»»

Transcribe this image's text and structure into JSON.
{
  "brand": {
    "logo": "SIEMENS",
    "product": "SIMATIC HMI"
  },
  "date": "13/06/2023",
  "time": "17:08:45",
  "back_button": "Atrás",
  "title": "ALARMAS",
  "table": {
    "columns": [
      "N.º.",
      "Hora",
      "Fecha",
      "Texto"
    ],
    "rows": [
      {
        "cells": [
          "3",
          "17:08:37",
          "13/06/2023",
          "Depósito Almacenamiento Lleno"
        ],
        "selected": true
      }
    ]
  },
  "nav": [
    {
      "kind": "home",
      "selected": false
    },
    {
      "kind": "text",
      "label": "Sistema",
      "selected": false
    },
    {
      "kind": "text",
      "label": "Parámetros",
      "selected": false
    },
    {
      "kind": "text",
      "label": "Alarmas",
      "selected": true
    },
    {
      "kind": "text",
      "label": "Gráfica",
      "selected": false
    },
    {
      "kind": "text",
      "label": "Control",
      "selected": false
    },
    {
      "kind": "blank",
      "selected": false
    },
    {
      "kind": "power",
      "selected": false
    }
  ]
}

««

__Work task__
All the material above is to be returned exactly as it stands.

__Finished task__
Transcribe this image's text and structure into JSON.
{
  "brand": {
    "logo": "SIEMENS",
    "product": "SIMATIC HMI"
  },
  "date": "13/06/2023",
  "time": "17:08:45",
  "back_button": "Atrás",
  "title": "ALARMAS",
  "table": {
    "columns": [
      "N.º.",
      "Hora",
      "Fecha",
      "Texto"
    ],
    "rows": [
      {
        "cells": [
          "3",
          "17:08:37",
          "13/06/2023",
          "Depósito Almacenamiento Lleno"
        ],
        "selected": true
      }
    ]
  },
  "nav": [
    {
      "kind": "home",
      "selected": false
    },
    {
      "kind": "text",
      "label": "Sistema",
      "selected": false
    },
    {
      "kind": "text",
      "label": "Parámetros",
      "selected": false
    },
    {
      "kind": "text",
      "label": "Alarmas",
      "selected": true
    },
    {
      "kind": "text",
      "label": "Gráfica",
      "selected": false
    },
    {
      "kind": "text",
      "label": "Control",
      "selected": false
    },
    {
      "kind": "blank",
      "selected": false
    },
    {
      "kind": "power",
      "selected": false
    }
  ]
}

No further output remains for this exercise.